One of the most commonly used phrases used in commercial real estate negotiation jargon is “expand the pie”  –  ‘Expanding the Pie’ comes from the metaphor where people are negotiating for slices of a single pie, such that where one person gets more of the pie it is clear that the other person gets less.  For example if the only point of a negotiation is “price” then one person’s gain is indeed another person’s loss.  The idea around “expanding the pie” is if both parties in Phoenix commercial real estate work together to get a bigger pie, i.e. add additional negotiable interests, then both can have more with the same percentage division.

In many commercial real estate negotiations there is an assumption that it is indeed win-lose, such that every gain that one person makes leads to the other person losing an equal amount.   In a worst-case scenario (which is surprisingly common), the broker’s negotiation turns to conflict and quickly becomes personal.

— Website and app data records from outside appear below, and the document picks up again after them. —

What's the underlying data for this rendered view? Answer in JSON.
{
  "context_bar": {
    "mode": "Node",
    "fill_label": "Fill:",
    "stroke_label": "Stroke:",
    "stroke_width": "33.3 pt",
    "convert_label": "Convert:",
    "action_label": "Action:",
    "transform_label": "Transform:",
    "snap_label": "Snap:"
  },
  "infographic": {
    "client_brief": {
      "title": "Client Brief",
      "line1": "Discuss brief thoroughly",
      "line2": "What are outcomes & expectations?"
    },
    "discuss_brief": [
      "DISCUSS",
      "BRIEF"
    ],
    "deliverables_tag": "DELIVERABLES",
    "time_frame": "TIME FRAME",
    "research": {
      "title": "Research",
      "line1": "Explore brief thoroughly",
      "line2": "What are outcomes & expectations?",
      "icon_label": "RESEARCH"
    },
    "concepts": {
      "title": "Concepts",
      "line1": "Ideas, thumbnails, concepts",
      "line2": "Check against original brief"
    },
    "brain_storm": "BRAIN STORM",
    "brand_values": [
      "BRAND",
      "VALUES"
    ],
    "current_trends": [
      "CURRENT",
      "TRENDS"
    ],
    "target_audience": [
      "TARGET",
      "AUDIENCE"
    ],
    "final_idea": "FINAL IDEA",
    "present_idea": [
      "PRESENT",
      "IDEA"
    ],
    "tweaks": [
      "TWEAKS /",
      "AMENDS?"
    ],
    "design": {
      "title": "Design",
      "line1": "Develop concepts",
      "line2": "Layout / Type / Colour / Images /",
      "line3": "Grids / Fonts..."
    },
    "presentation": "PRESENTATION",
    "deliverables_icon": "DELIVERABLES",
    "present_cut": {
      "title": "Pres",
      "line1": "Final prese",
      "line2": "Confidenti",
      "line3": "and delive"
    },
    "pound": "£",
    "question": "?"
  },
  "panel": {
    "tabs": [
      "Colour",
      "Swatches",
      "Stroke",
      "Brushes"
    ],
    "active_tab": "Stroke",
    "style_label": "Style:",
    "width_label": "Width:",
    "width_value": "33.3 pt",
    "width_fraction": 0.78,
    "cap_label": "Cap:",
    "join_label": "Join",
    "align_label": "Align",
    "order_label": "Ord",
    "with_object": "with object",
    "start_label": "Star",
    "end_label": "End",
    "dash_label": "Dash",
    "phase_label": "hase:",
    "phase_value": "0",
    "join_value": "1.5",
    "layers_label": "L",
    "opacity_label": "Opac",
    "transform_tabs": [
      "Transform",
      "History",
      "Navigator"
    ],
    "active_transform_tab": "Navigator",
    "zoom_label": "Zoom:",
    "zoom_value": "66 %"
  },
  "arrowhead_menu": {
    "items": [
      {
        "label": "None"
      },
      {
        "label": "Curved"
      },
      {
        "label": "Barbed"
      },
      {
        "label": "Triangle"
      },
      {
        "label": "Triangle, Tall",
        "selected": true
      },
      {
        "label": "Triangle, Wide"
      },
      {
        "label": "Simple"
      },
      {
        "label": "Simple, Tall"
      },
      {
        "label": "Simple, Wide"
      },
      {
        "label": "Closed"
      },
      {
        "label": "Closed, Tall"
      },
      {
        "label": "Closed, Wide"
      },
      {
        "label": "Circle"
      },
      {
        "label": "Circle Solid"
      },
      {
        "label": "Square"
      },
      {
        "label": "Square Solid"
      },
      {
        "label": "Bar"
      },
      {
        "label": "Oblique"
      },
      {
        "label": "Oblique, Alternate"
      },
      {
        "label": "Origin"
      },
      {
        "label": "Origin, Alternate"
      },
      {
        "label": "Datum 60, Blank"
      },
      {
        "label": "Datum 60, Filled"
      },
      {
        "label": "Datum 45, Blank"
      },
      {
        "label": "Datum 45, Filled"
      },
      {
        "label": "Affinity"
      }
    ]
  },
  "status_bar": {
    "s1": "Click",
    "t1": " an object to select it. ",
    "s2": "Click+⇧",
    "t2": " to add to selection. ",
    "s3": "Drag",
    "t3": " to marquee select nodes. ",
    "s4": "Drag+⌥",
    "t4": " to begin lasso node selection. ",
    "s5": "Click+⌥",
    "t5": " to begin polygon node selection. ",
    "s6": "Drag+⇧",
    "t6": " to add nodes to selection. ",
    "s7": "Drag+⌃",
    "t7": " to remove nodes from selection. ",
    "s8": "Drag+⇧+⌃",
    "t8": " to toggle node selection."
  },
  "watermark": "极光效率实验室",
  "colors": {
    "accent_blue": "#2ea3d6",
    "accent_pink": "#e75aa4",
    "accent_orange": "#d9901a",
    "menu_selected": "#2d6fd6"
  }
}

The sense of fair play (or even getting what I need) then goes out of the window as each player seeks to harm the other before they get harmed themselves.  In negotiations that are perceived to be “win-lose” both parties often forget about what they are actually negotiating and focus more on “winning” itself.  This attitude of “I must win” typically creates contention and deadlock at the negotiating table.

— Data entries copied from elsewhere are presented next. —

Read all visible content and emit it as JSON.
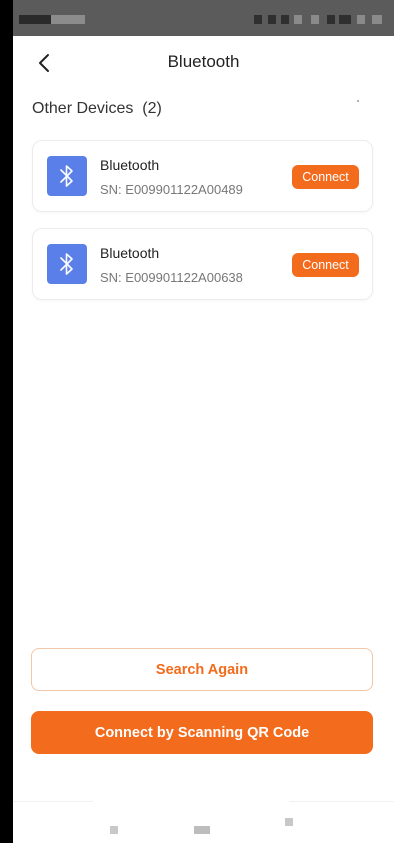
{
  "nav": {
    "title": "Bluetooth"
  },
  "section": {
    "title": "Other Devices  (2)"
  },
  "devices": [
    {
      "name": "Bluetooth",
      "sn": "SN: E009901122A00489",
      "action": "Connect"
    },
    {
      "name": "Bluetooth",
      "sn": "SN: E009901122A00638",
      "action": "Connect"
    }
  ],
  "actions": {
    "search_again": "Search Again",
    "scan_qr": "Connect by Scanning QR Code"
  },
  "icons": {
    "back": "chevron-left-icon",
    "device": "bluetooth-icon"
  },
  "colors": {
    "accent": "#f36b1c",
    "bluetooth_tile": "#5b7fe8"
  }
}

MIT defines Expanding the pie as follows:  “The process of adding elements to a negotiation which help one or both sides to gain more – a result from making negotiations more integrative. These are usually elements which are valued differently by each party and often they have the characteristic that one side will gain a little, give up nothing or suffer only a small loss in return for a great gain to the other. These elements can usually be added to almost any negotiation no matter how distributive the negotiation first appears to be.”  Although this sounds easy enough to accomplish, expanding the pie is often passed up by an inexperienced commercial real estate negotiator as both negotiators immediately begin discussing the obvious negotiable items.   Experienced Menlo Group negotiators work first to identify the underlying interests of all parties before anchoring with a price or position. It is often the questions asked before the negotiation begins that assist in constructing an offer that makes both parties better off.

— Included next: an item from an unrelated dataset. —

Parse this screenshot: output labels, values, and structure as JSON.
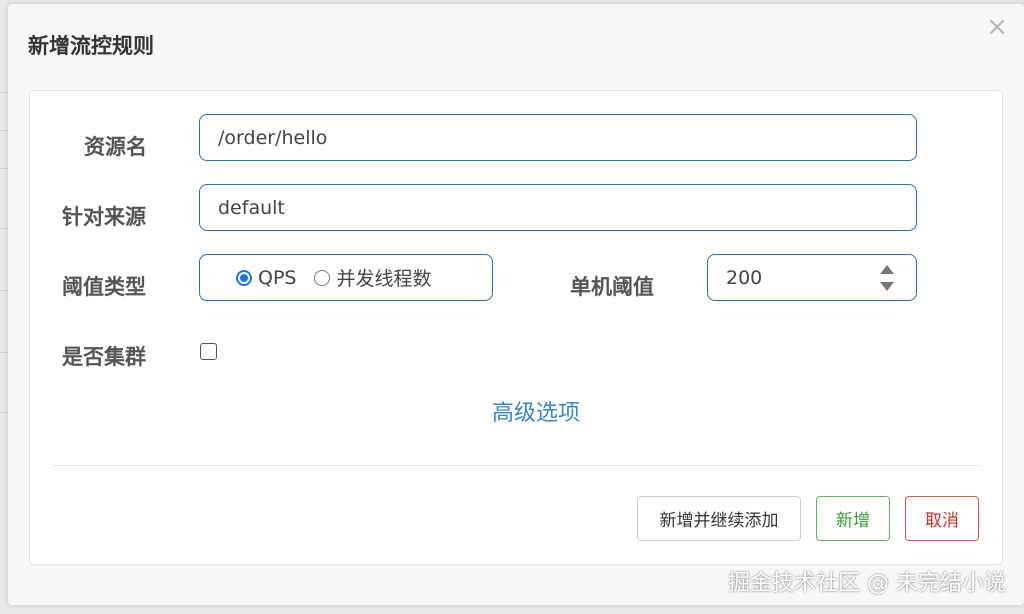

Expanding the pie negotiation techniques indeed change the  frame of the Phoenix commercial real estate brokers negotiation from a zero-sum, win-lose game to a win-win scenario where both sides can benefit more by working together on mutual benefits.